Ever since Issa Dee’s (Issa Rae) philandering last season, many Insecure viewers have situated themselves firmly in one of two camps: #TeamIssa or #TeamLawrence. Even though Molly (Yvonne Orji) did her best to defend her friend in last week’s episode—Issa cheated, but she’s not a cheater—Issa’s indiscretions made her the less sympathetic of the recently uncoupled pair. Moreover, it’s easy to root for the character who’s starting to get his shit together; since the start of the season, we’ve seen Lawrence (Jay Ellis) officially end things with Issa, get in better shape, and find his own place.
Last night’s episode of Twin Peaks: The Return testified to the life-affirming power of cherry pie, gave viewers an object lesson in Existentialism 101, and suggested, in suitably surreal fashion, that the more things change, the more they stay the same. A recurrent leitmotiv in the show’s iconography, cherry pie signifies David Lynch’s unabashed embrace of old-fashioned Americana, a deep-running feeling of kinship and respect for the salt-of-the-earth denizens of the country’s outlying and often overlooked small towns. In “Part 13,” a damn good slice of cherry pie plays a pivotal role in several storylines.
Macall B. Polay/HBO
As epic and satisfying as it is to finally see dragons and Dothraki face off against the Lannisters outside of King’s Landing, the more important battle of “The Spoils of War” is between Game of Thrones’s two types of storytelling. The first, which plagues the episode’s first 20 minutes, is the stuff of pure exposition: tactical discussions, cryptic premonitions, and theory. At best, the language occasionally crackles in the right hands, as with the way in which Mark Gatiss cloyingly portrays the Iron Bank’s representative, Tycho Nestoris. “Arithmetic, not sentiment” makes for the sort of too-calculated approach that can swamp an episode before it even begins. It’s not much better when Jon Snow (Kit Harington) invites Daenerys Targaryen (Emilia Clarke) to view the obsidian tunnels beneath Dragonstone.
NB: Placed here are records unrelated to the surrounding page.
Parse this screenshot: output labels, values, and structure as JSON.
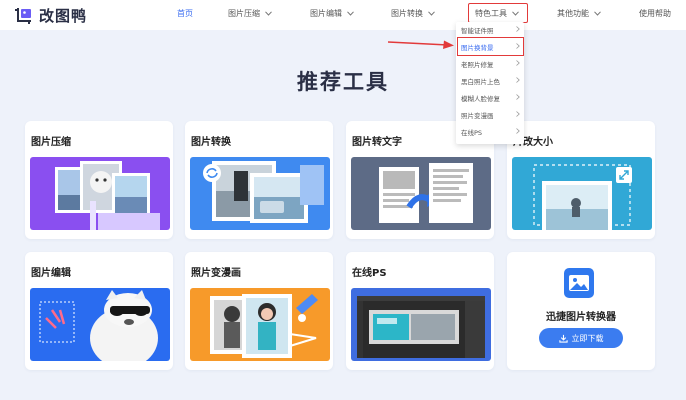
{
  "header": {
    "brand": "改图鸭",
    "nav": [
      {
        "label": "首页",
        "active": true,
        "has_dropdown": false
      },
      {
        "label": "图片压缩",
        "active": false,
        "has_dropdown": true
      },
      {
        "label": "图片编辑",
        "active": false,
        "has_dropdown": true
      },
      {
        "label": "图片转换",
        "active": false,
        "has_dropdown": true
      },
      {
        "label": "特色工具",
        "active": false,
        "has_dropdown": true,
        "highlighted": true
      },
      {
        "label": "其他功能",
        "active": false,
        "has_dropdown": true
      },
      {
        "label": "使用帮助",
        "active": false,
        "has_dropdown": false
      }
    ]
  },
  "dropdown": {
    "items": [
      {
        "label": "智能证件照",
        "highlighted": false
      },
      {
        "label": "图片换背景",
        "highlighted": true
      },
      {
        "label": "老照片修复",
        "highlighted": false
      },
      {
        "label": "黑白照片上色",
        "highlighted": false
      },
      {
        "label": "模糊人脸修复",
        "highlighted": false
      },
      {
        "label": "照片变漫画",
        "highlighted": false
      },
      {
        "label": "在线PS",
        "highlighted": false
      }
    ]
  },
  "main": {
    "title": "推荐工具",
    "cards": [
      {
        "title": "图片压缩",
        "icon": "compress-illustration"
      },
      {
        "title": "图片转换",
        "icon": "convert-illustration"
      },
      {
        "title": "图片转文字",
        "icon": "ocr-illustration"
      },
      {
        "title": "片改大小",
        "icon": "resize-illustration"
      },
      {
        "title": "图片编辑",
        "icon": "edit-illustration"
      },
      {
        "title": "照片变漫画",
        "icon": "cartoon-illustration"
      },
      {
        "title": "在线PS",
        "icon": "photoshop-illustration"
      }
    ],
    "promo": {
      "title": "迅捷图片转换器",
      "button_label": "立即下载",
      "icon": "image-app-icon"
    }
  },
  "colors": {
    "accent": "#3b6df0",
    "highlight_box": "#e23a3a",
    "page_background": "#eef2fa"
  }
}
Sure, there are cave drawings that show the Children and the First Men fighting together against the wights, but that convenient bit of ancient history simply isn’t compelling.
- Aidan Gillen
- Alfie Allen
- Conleth Hill
- Daniel Portman
- Ellie Kendrick
- Emilia Clarke
- freddie stroma
- Game of Thrones
- Gwendoline Christie
- isaac hempsted wright
- Jerome Flynn
- Kit Harington
- Lena Headey
- Maisie Williams
- Mark Gatiss
- Nathalie Emmanuel
- Nikolaj Coster-Waldau
- Peter Dinklage
- Sophie Turner
- the spoils of war
A co-production between the Dominican Republic, Argentina, and Germany, Cocote, Nelson Carlo de Los Santos Arias’s Cocote concerns an evangelical gardener, Alberto (played by Vicente Santos), who returns to his hometown in the Dominican Republic to attend his father’s funeral. In order to mourn his paterfamilias, who was killed by an influential man, Alberto must take part in religious celebrations that are contrary to his will and beliefs.